_Task item_.
An exact copy of every entry is needed, with no images.

_Task input_.

══════

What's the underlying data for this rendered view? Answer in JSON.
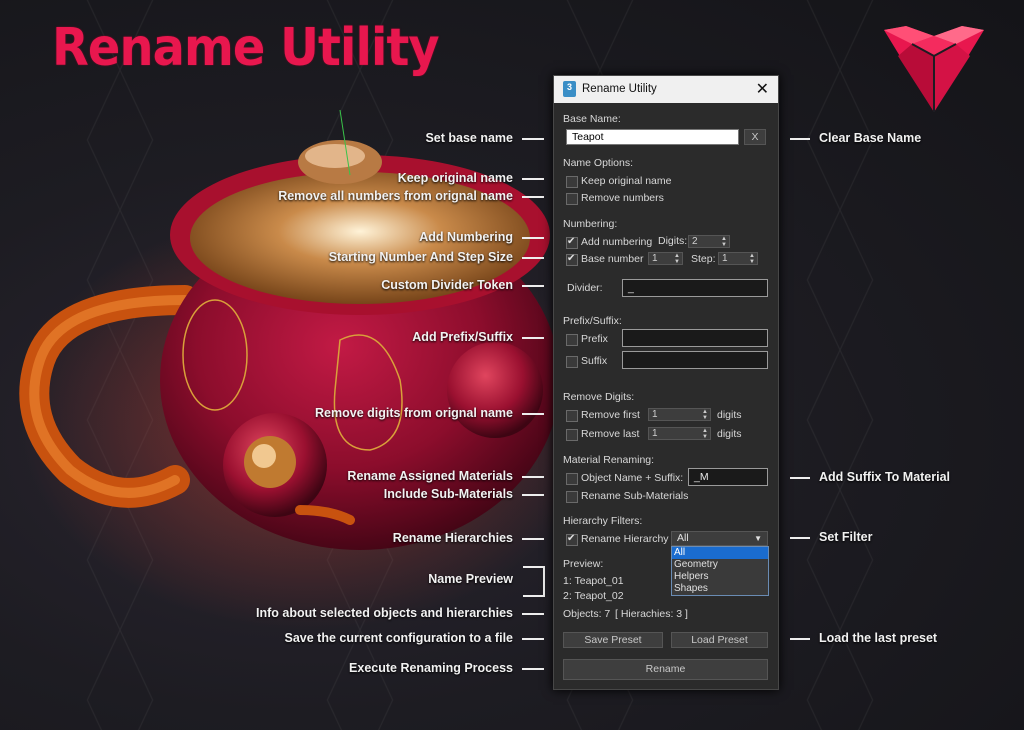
{
  "header": {
    "title": "Rename Utility"
  },
  "dialog": {
    "title": "Rename Utility",
    "app_icon_text": "3",
    "base_name": {
      "label": "Base Name:",
      "value": "Teapot",
      "clear_label": "X"
    },
    "name_options": {
      "label": "Name Options:",
      "keep_original": "Keep original name",
      "remove_numbers": "Remove numbers"
    },
    "numbering": {
      "label": "Numbering:",
      "add_numbering": "Add numbering",
      "digits_label": "Digits:",
      "digits_value": "2",
      "base_number": "Base number",
      "base_value": "1",
      "step_label": "Step:",
      "step_value": "1"
    },
    "divider": {
      "label": "Divider:",
      "value": "_"
    },
    "prefix_suffix": {
      "label": "Prefix/Suffix:",
      "prefix": "Prefix",
      "suffix": "Suffix"
    },
    "remove_digits": {
      "label": "Remove Digits:",
      "remove_first": "Remove first",
      "remove_last": "Remove last",
      "first_value": "1",
      "last_value": "1",
      "digits_unit": "digits"
    },
    "material": {
      "label": "Material Renaming:",
      "object_name_suffix": "Object Name + Suffix:",
      "suffix_value": "_M",
      "sub_materials": "Rename Sub-Materials"
    },
    "hierarchy": {
      "label": "Hierarchy Filters:",
      "rename_hierarchy": "Rename Hierarchy",
      "selected": "All",
      "options": [
        "All",
        "Geometry",
        "Helpers",
        "Shapes"
      ]
    },
    "preview": {
      "label": "Preview:",
      "lines": [
        "1: Teapot_01",
        "2: Teapot_02"
      ]
    },
    "info": {
      "objects": "Objects: 7",
      "hierarchies": "[ Hierachies: 3 ]"
    },
    "buttons": {
      "save_preset": "Save Preset",
      "load_preset": "Load Preset",
      "rename": "Rename"
    }
  },
  "annotations": {
    "left": [
      "Set base name",
      "Keep original name",
      "Remove all numbers from orignal name",
      "Add Numbering",
      "Starting Number And Step Size",
      "Custom Divider Token",
      "Add Prefix/Suffix",
      "Remove digits from orignal name",
      "Rename Assigned Materials",
      "Include Sub-Materials",
      "Rename Hierarchies",
      "Name Preview",
      "Info about selected objects and hierarchies",
      "Save the current configuration to a file",
      "Execute Renaming Process"
    ],
    "right": [
      "Clear Base Name",
      "Add Suffix To Material",
      "Set Filter",
      "Load the last preset"
    ]
  },
  "colors": {
    "title": "#e8174e",
    "logo": "#e8174e",
    "selection": "#1a6ccf"
  }
}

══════

_Exercise response_.
What's the underlying data for this rendered view? Answer in JSON.
{
  "header": {
    "title": "Rename Utility"
  },
  "dialog": {
    "title": "Rename Utility",
    "app_icon_text": "3",
    "base_name": {
      "label": "Base Name:",
      "value": "Teapot",
      "clear_label": "X"
    },
    "name_options": {
      "label": "Name Options:",
      "keep_original": "Keep original name",
      "remove_numbers": "Remove numbers"
    },
    "numbering": {
      "label": "Numbering:",
      "add_numbering": "Add numbering",
      "digits_label": "Digits:",
      "digits_value": "2",
      "base_number": "Base number",
      "base_value": "1",
      "step_label": "Step:",
      "step_value": "1"
    },
    "divider": {
      "label": "Divider:",
      "value": "_"
    },
    "prefix_suffix": {
      "label": "Prefix/Suffix:",
      "prefix": "Prefix",
      "suffix": "Suffix"
    },
    "remove_digits": {
      "label": "Remove Digits:",
      "remove_first": "Remove first",
      "remove_last": "Remove last",
      "first_value": "1",
      "last_value": "1",
      "digits_unit": "digits"
    },
    "material": {
      "label": "Material Renaming:",
      "object_name_suffix": "Object Name + Suffix:",
      "suffix_value": "_M",
      "sub_materials": "Rename Sub-Materials"
    },
    "hierarchy": {
      "label": "Hierarchy Filters:",
      "rename_hierarchy": "Rename Hierarchy",
      "selected": "All",
      "options": [
        "All",
        "Geometry",
        "Helpers",
        "Shapes"
      ]
    },
    "preview": {
      "label": "Preview:",
      "lines": [
        "1: Teapot_01",
        "2: Teapot_02"
      ]
    },
    "info": {
      "objects": "Objects: 7",
      "hierarchies": "[ Hierachies: 3 ]"
    },
    "buttons": {
      "save_preset": "Save Preset",
      "load_preset": "Load Preset",
      "rename": "Rename"
    }
  },
  "annotations": {
    "left": [
      "Set base name",
      "Keep original name",
      "Remove all numbers from orignal name",
      "Add Numbering",
      "Starting Number And Step Size",
      "Custom Divider Token",
      "Add Prefix/Suffix",
      "Remove digits from orignal name",
      "Rename Assigned Materials",
      "Include Sub-Materials",
      "Rename Hierarchies",
      "Name Preview",
      "Info about selected objects and hierarchies",
      "Save the current configuration to a file",
      "Execute Renaming Process"
    ],
    "right": [
      "Clear Base Name",
      "Add Suffix To Material",
      "Set Filter",
      "Load the last preset"
    ]
  },
  "colors": {
    "title": "#e8174e",
    "logo": "#e8174e",
    "selection": "#1a6ccf"
  }
}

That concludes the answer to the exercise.